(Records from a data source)

○ ○ ○

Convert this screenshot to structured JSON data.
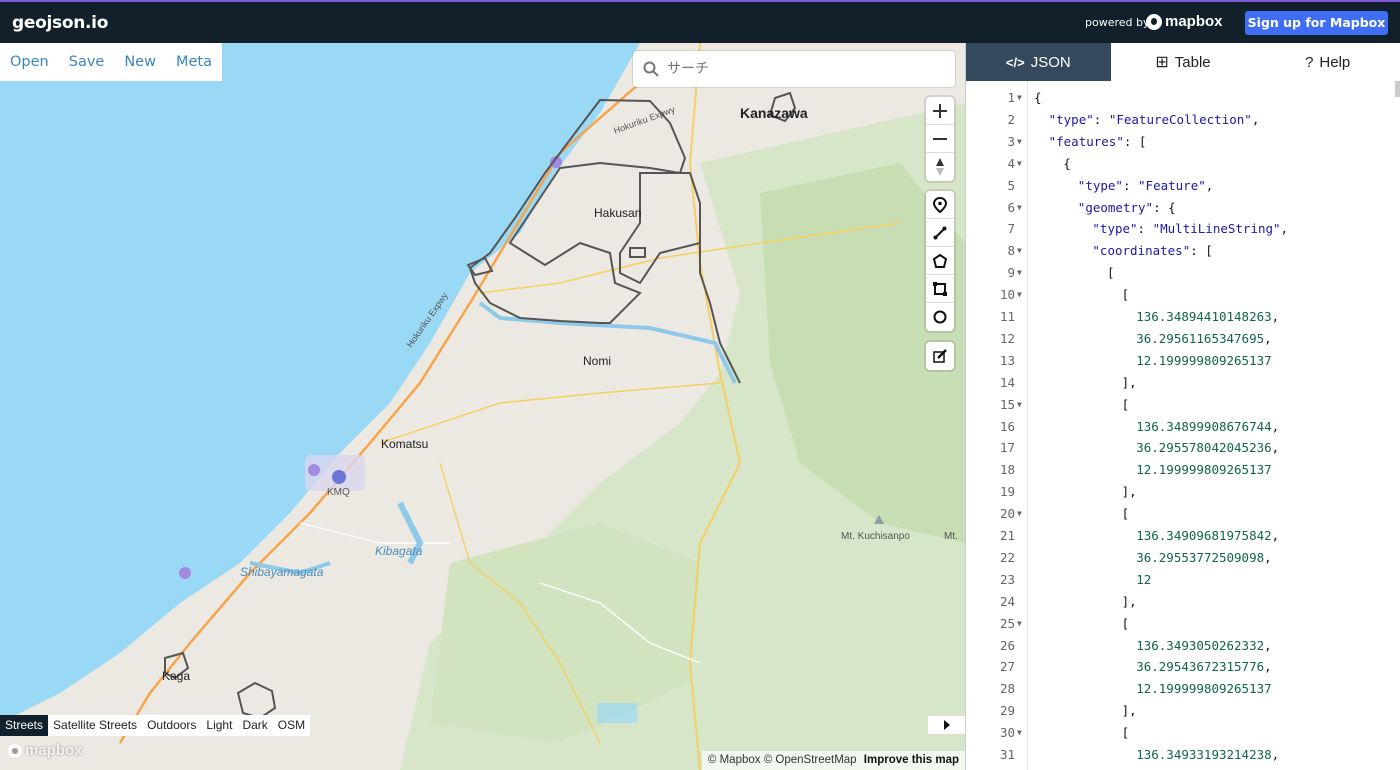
{
  "header": {
    "brand": "geojson.io",
    "powered_by": "powered by",
    "mapbox_logo": "mapbox",
    "signup": "Sign up for Mapbox"
  },
  "filemenu": [
    "Open",
    "Save",
    "New",
    "Meta"
  ],
  "search": {
    "placeholder": "サーチ"
  },
  "map_labels": {
    "kanazawa": "Kanazawa",
    "hakusan": "Hakusan",
    "nomi": "Nomi",
    "komatsu": "Komatsu",
    "kmq": "KMQ",
    "kibagata": "Kibagata",
    "shibayamagata": "Shibayamagata",
    "kaga": "Kaga",
    "kuchisanpo": "Mt. Kuchisanpo",
    "mt": "Mt.",
    "hokuriku1": "Hokuriku Expwy",
    "hokuriku2": "Hokuriku Expwy"
  },
  "styles": [
    "Streets",
    "Satellite Streets",
    "Outdoors",
    "Light",
    "Dark",
    "OSM"
  ],
  "styles_active": "Streets",
  "attribution": {
    "mapbox": "© Mapbox",
    "osm": "© OpenStreetMap",
    "improve": "Improve this map"
  },
  "watermark": "mapbox",
  "tabs": [
    {
      "icon": "</>",
      "label": "JSON"
    },
    {
      "icon": "⊞",
      "label": "Table"
    },
    {
      "icon": "?",
      "label": "Help"
    }
  ],
  "code_lines": [
    {
      "n": "1",
      "fold": true,
      "indent": 0,
      "parts": [
        [
          "p",
          "{"
        ]
      ]
    },
    {
      "n": "2",
      "fold": false,
      "indent": 1,
      "parts": [
        [
          "k",
          "\"type\""
        ],
        [
          "p",
          ": "
        ],
        [
          "s",
          "\"FeatureCollection\""
        ],
        [
          "p",
          ","
        ]
      ]
    },
    {
      "n": "3",
      "fold": true,
      "indent": 1,
      "parts": [
        [
          "k",
          "\"features\""
        ],
        [
          "p",
          ": ["
        ]
      ]
    },
    {
      "n": "4",
      "fold": true,
      "indent": 2,
      "parts": [
        [
          "p",
          "{"
        ]
      ]
    },
    {
      "n": "5",
      "fold": false,
      "indent": 3,
      "parts": [
        [
          "k",
          "\"type\""
        ],
        [
          "p",
          ": "
        ],
        [
          "s",
          "\"Feature\""
        ],
        [
          "p",
          ","
        ]
      ]
    },
    {
      "n": "6",
      "fold": true,
      "indent": 3,
      "parts": [
        [
          "k",
          "\"geometry\""
        ],
        [
          "p",
          ": {"
        ]
      ]
    },
    {
      "n": "7",
      "fold": false,
      "indent": 4,
      "parts": [
        [
          "k",
          "\"type\""
        ],
        [
          "p",
          ": "
        ],
        [
          "s",
          "\"MultiLineString\""
        ],
        [
          "p",
          ","
        ]
      ]
    },
    {
      "n": "8",
      "fold": true,
      "indent": 4,
      "parts": [
        [
          "k",
          "\"coordinates\""
        ],
        [
          "p",
          ": ["
        ]
      ]
    },
    {
      "n": "9",
      "fold": true,
      "indent": 5,
      "parts": [
        [
          "p",
          "["
        ]
      ]
    },
    {
      "n": "10",
      "fold": true,
      "indent": 6,
      "parts": [
        [
          "p",
          "["
        ]
      ]
    },
    {
      "n": "11",
      "fold": false,
      "indent": 7,
      "parts": [
        [
          "n",
          "136.34894410148263"
        ],
        [
          "p",
          ","
        ]
      ]
    },
    {
      "n": "12",
      "fold": false,
      "indent": 7,
      "parts": [
        [
          "n",
          "36.29561165347695"
        ],
        [
          "p",
          ","
        ]
      ]
    },
    {
      "n": "13",
      "fold": false,
      "indent": 7,
      "parts": [
        [
          "n",
          "12.199999809265137"
        ]
      ]
    },
    {
      "n": "14",
      "fold": false,
      "indent": 6,
      "parts": [
        [
          "p",
          "],"
        ]
      ]
    },
    {
      "n": "15",
      "fold": true,
      "indent": 6,
      "parts": [
        [
          "p",
          "["
        ]
      ]
    },
    {
      "n": "16",
      "fold": false,
      "indent": 7,
      "parts": [
        [
          "n",
          "136.34899908676744"
        ],
        [
          "p",
          ","
        ]
      ]
    },
    {
      "n": "17",
      "fold": false,
      "indent": 7,
      "parts": [
        [
          "n",
          "36.295578042045236"
        ],
        [
          "p",
          ","
        ]
      ]
    },
    {
      "n": "18",
      "fold": false,
      "indent": 7,
      "parts": [
        [
          "n",
          "12.199999809265137"
        ]
      ]
    },
    {
      "n": "19",
      "fold": false,
      "indent": 6,
      "parts": [
        [
          "p",
          "],"
        ]
      ]
    },
    {
      "n": "20",
      "fold": true,
      "indent": 6,
      "parts": [
        [
          "p",
          "["
        ]
      ]
    },
    {
      "n": "21",
      "fold": false,
      "indent": 7,
      "parts": [
        [
          "n",
          "136.34909681975842"
        ],
        [
          "p",
          ","
        ]
      ]
    },
    {
      "n": "22",
      "fold": false,
      "indent": 7,
      "parts": [
        [
          "n",
          "36.29553772509098"
        ],
        [
          "p",
          ","
        ]
      ]
    },
    {
      "n": "23",
      "fold": false,
      "indent": 7,
      "parts": [
        [
          "n",
          "12"
        ]
      ]
    },
    {
      "n": "24",
      "fold": false,
      "indent": 6,
      "parts": [
        [
          "p",
          "],"
        ]
      ]
    },
    {
      "n": "25",
      "fold": true,
      "indent": 6,
      "parts": [
        [
          "p",
          "["
        ]
      ]
    },
    {
      "n": "26",
      "fold": false,
      "indent": 7,
      "parts": [
        [
          "n",
          "136.3493050262332"
        ],
        [
          "p",
          ","
        ]
      ]
    },
    {
      "n": "27",
      "fold": false,
      "indent": 7,
      "parts": [
        [
          "n",
          "36.29543672315776"
        ],
        [
          "p",
          ","
        ]
      ]
    },
    {
      "n": "28",
      "fold": false,
      "indent": 7,
      "parts": [
        [
          "n",
          "12.199999809265137"
        ]
      ]
    },
    {
      "n": "29",
      "fold": false,
      "indent": 6,
      "parts": [
        [
          "p",
          "],"
        ]
      ]
    },
    {
      "n": "30",
      "fold": true,
      "indent": 6,
      "parts": [
        [
          "p",
          "["
        ]
      ]
    },
    {
      "n": "31",
      "fold": false,
      "indent": 7,
      "parts": [
        [
          "n",
          "136.34933193214238"
        ],
        [
          "p",
          ","
        ]
      ]
    }
  ],
  "colors": {
    "accent": "#3f6ef4",
    "topbar": "#11202b",
    "tab_active": "#34495e",
    "link": "#3a86bf",
    "water": "#9ad9f6"
  }
}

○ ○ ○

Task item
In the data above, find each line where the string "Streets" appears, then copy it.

Finished task
    "Streets",
    "Satellite Streets",
  "styles_active": "Streets",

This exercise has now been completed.